Xbox 360 repairs to cost Microsoft $1B
In another setback for Microsoft Corp.'s unprofitable entertainment and devices division, the company says it is planning to spend at least $1 billion US to repair serious problems with its Xbox 360 video game console.
Microsoft declined to detail the problems that have caused an onslaught of "general hardware failures" in recent months, but said Thursday it will extend the warranty on the consoles to three years.
The glitches, and the bad publicity, could weigh the company down as it claws for market share in the highly competitive console market. In May, the Xbox 360 ranked No. 2 in unit sales behind Nintendo's Wii, but still beat Sony's Playstation 3, according to data from NPD Group.
"We don't think we've been getting the job done," said Robbie Bach, president of Microsoft's entertainment and devices division, which also makes the Zune digital music player, a distant competitor to Apple Inc.'s powerhouse iPod. "In the past few months, we have been having to make Xbox 360 console repairs at a rate too high for our liking."
'In the past few months, we have been having to make Xbox 360 console repairs at a rate too high for our liking.'—Robbie Bach, Microsoft
Bach said the company made some manufacturing and production changes that he expects will reduce Xbox 360 hardware lockups, but he declined to identify the problems or say which others might remain. Microsoft said it will record a charge of up to $1.15 billion for its fourth fiscal quarter, which ended June 30, to cover the additional costs associated with the warranty extension.
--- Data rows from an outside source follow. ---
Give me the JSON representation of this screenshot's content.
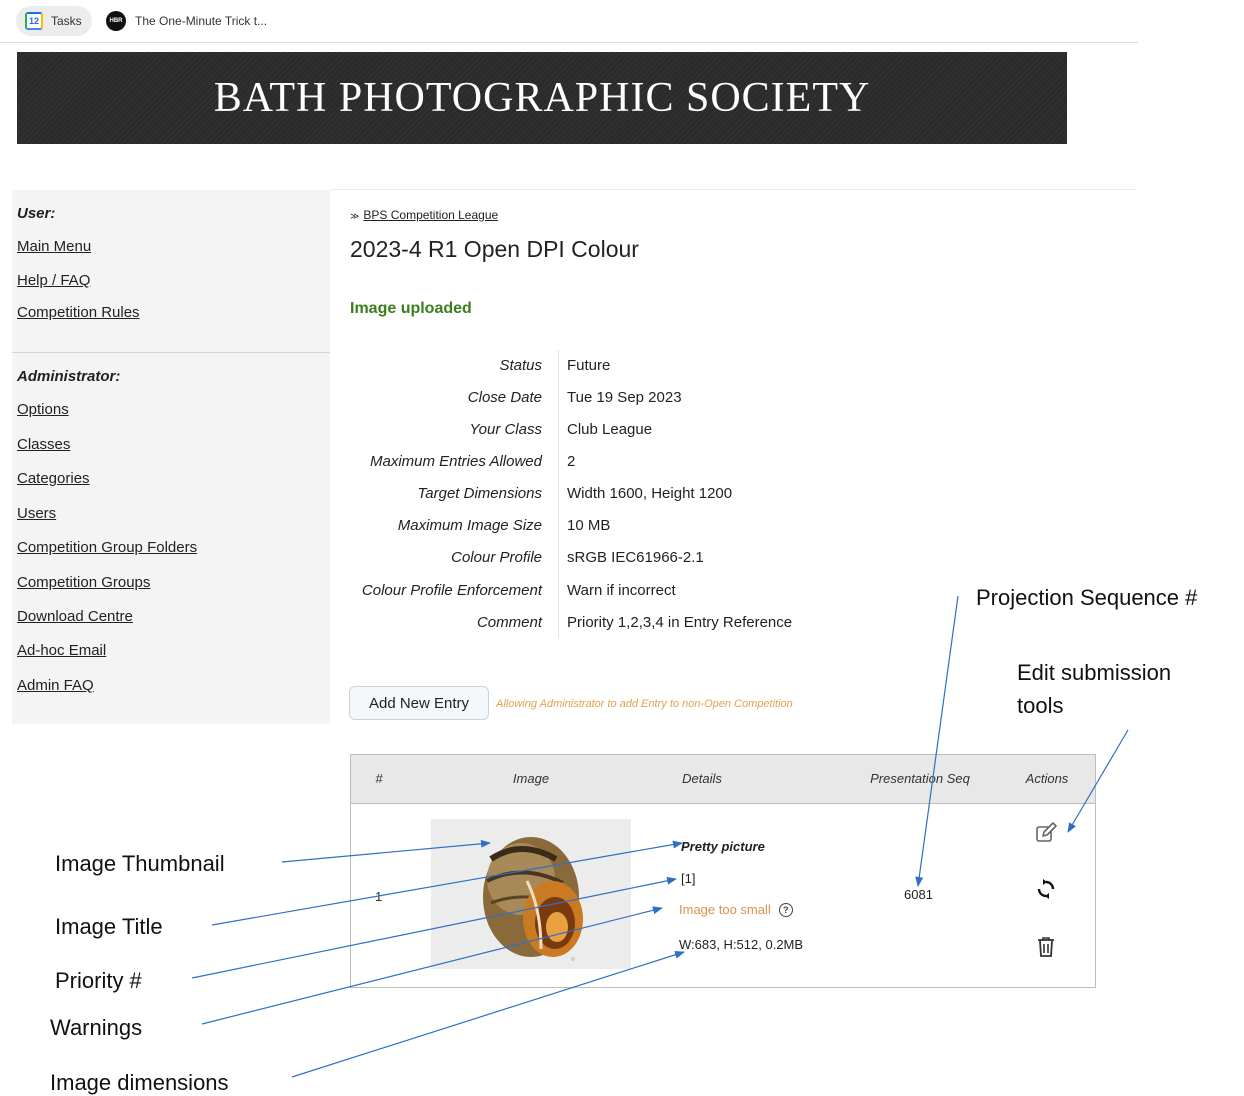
{
  "bookmarks": [
    {
      "label": "Tasks",
      "icon": "calendar-icon",
      "icon_text": "12"
    },
    {
      "label": "The One-Minute Trick t...",
      "icon": "hbr-icon",
      "icon_text": "HBR"
    }
  ],
  "banner": {
    "title": "BATH PHOTOGRAPHIC SOCIETY"
  },
  "sidebar": {
    "user_heading": "User:",
    "user_links": [
      "Main Menu",
      "Help / FAQ",
      "Competition Rules"
    ],
    "admin_heading": "Administrator:",
    "admin_links": [
      "Options",
      "Classes",
      "Categories",
      "Users",
      "Competition Group Folders",
      "Competition Groups",
      "Download Centre",
      "Ad-hoc Email",
      "Admin FAQ"
    ]
  },
  "breadcrumb": {
    "arrows": "≫",
    "link": "BPS Competition League"
  },
  "page_title": "2023-4 R1 Open DPI Colour",
  "status_message": "Image uploaded",
  "info": [
    {
      "label": "Status",
      "value": "Future"
    },
    {
      "label": "Close Date",
      "value": "Tue 19 Sep 2023"
    },
    {
      "label": "Your Class",
      "value": "Club League"
    },
    {
      "label": "Maximum Entries Allowed",
      "value": "2"
    },
    {
      "label": "Target Dimensions",
      "value": "Width 1600, Height 1200"
    },
    {
      "label": "Maximum Image Size",
      "value": "10 MB"
    },
    {
      "label": "Colour Profile",
      "value": "sRGB IEC61966-2.1"
    },
    {
      "label": "Colour Profile Enforcement",
      "value": "Warn if incorrect"
    },
    {
      "label": "Comment",
      "value": "Priority 1,2,3,4 in Entry Reference"
    }
  ],
  "add_entry": {
    "label": "Add New Entry",
    "note": "Allowing Administrator to add Entry to non-Open Competition"
  },
  "table": {
    "headers": [
      "#",
      "Image",
      "Details",
      "Presentation Seq",
      "Actions"
    ],
    "rows": [
      {
        "num": "1",
        "title": "Pretty picture",
        "priority": "[1]",
        "warning": "Image too small",
        "dimensions": "W:683, H:512, 0.2MB",
        "seq": "6081"
      }
    ]
  },
  "annotations": {
    "projection_seq": "Projection Sequence #",
    "edit_tools_line1": "Edit submission",
    "edit_tools_line2": "tools",
    "image_thumbnail": "Image Thumbnail",
    "image_title": "Image Title",
    "priority": "Priority #",
    "warnings": "Warnings",
    "image_dimensions": "Image dimensions"
  },
  "colors": {
    "accent_green": "#3d7d1f",
    "warning_orange": "#d9924a",
    "arrow_blue": "#2f6fc4"
  }
}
The news comes just days before the video game industry descends on Santa Monica, Calif., for its annual E3 conference, and it could overshadow Microsoft's plans to build buzz for holiday season video game releases and Halo 3, a much-anticipated shoot-'em-up for the Xbox 360 set to launch in September.
The software maker also said Thursday that sales of the game console fell short of expectations for the fiscal year that just ended.
Matt Rosoff, an analyst at the independent research group Directions on Microsoft, estimates Microsoft's entertainment and devices division has lost more than $6 billion since 2002.
Microsoft has written down larger amounts in the past— more than $10 billion in the late 1990s related to investments in telecommunications companies, and more than $5 billion related to antitrust issues— but a $1- billion write-down for one division in one quarter is significant.
"It suggests the problem is pretty widespread," Rosoff said.
Xbox red ring of death
Microsoft will pay for shipping and repairs for three years, worldwide, for consoles that experience hardware failure, which is usually indicated by three flashing red lights on the front of the console, something gamers sometimes refer to as "the red ring of death."
This isn't the first time Microsoft has made changes to the Xbox 360 repair plan. Last December, the company extended the warranty from 90 days to one year for U.S. customers. In Europe, the warranty previously expired after two years.
Microsoft also will reimburse the "small number" of Xbox 360 owners who have paid for shipping and repairs on out-of-warranty consoles, Bach said.
In June, bloggers speculated that the Xbox 360 return problem was getting so severe that the company was running out of "coffins," or special return-shipping boxes Microsoft provides to gamers with dead consoles. "We'll make sure we have plenty of boxes to go back and forth," Bach said in an interview.
Chris Liddell, Microsoft's chief financial officer, said in a conference call that the company sold 11.6 million Xbox 360 consoles since the product's November 2005 launch, missing a target for 12 million units by the end of the fiscal year.
Xbox 360 prices range from $299 US to $479 US, depending on their configuration.